As I mentioned before I’m a software engineer, so I thought, why don’t I integrate testing and continuous improvement.

So I went on bi-weekly camping trips for 3 months. Each time testing to see if doing anything feels natural or does it feel confusion, lost or create frustration.

Each change or alteration in my van was designed to solve a problem. The office answered a problem where my laptop kept getting stepped on because there was no place for it.

The relocation of my solar batteries answered the problem about a permanent spot for the batteries where they are out of the way.

The answer to wasting watts used by my 1500 watt inverter was to purchase all electronics as 12 volt DC devices.

Example of my first kitchen design

My first complete sink. But it got an upgrade.

Although this kitchen setup was nice at first and it was usable. I didn’t like how much light and air flow the cabinet blocked.

I removed it and rebuilt the cabinet.

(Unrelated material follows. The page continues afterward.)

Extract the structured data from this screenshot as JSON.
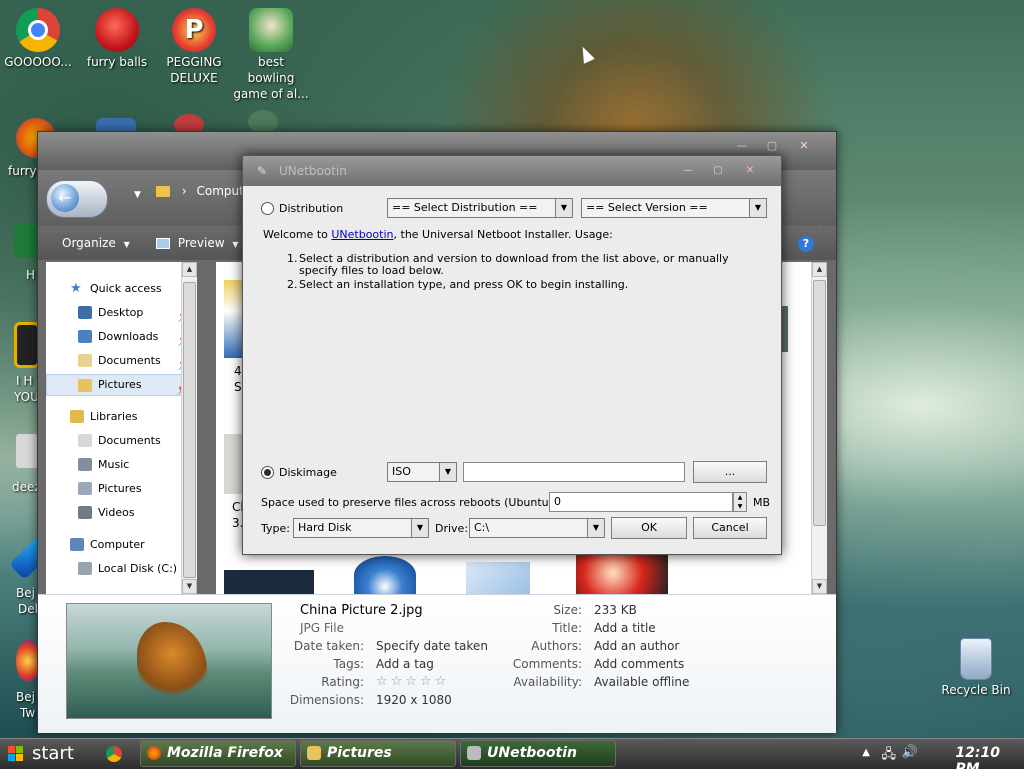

Note the kitchen is removed in this photo. Nothing else was affected by its removal. This is the start of the bedroom wall design. See the foam board against the side wall.
Removed the wall paper and adding adhesive carpeting.
There is also a folding table just below the propane burner. You can see the piano hinge
Any part can be removed and upgraded.
This is the bottom of my bed. There are 3 “L” brackets to hold the bed in place. Remove them and the bed folds and slides out easily.

Privacy & blocking cold or heat

My first design attempted to block out the sun and provide some privacy. There wasn’t much to my van in the beginning. Although I had foam board on the windows to black them out, I didn’t create one for the front.

My privacy, heat retention and sun protection curtains, As of December 2019

Anyone looking through the windshield from the streets could look in my van, so I used a sun screen cover.

Example of the foam board on my front drivers side window.
Velcro hold the material to the back window
The PVC pipe wraps the entire living space.
Side door entry. Unpainted PVC rod, and the custom curtain.


The evolution of the bathroom.

My bathroom has shifted around many times. In this photo it sits between the kitchen sink and the storage shelf.

Deciding if the toilet will fit as I add a wall for the office.

The black adhesive carpet everywhere works really well to stop things from moving.

This is open space and the best place for my toilet.

Without Velcro image the accidents that can happen.

Removed the kitchen so that i can redesign it.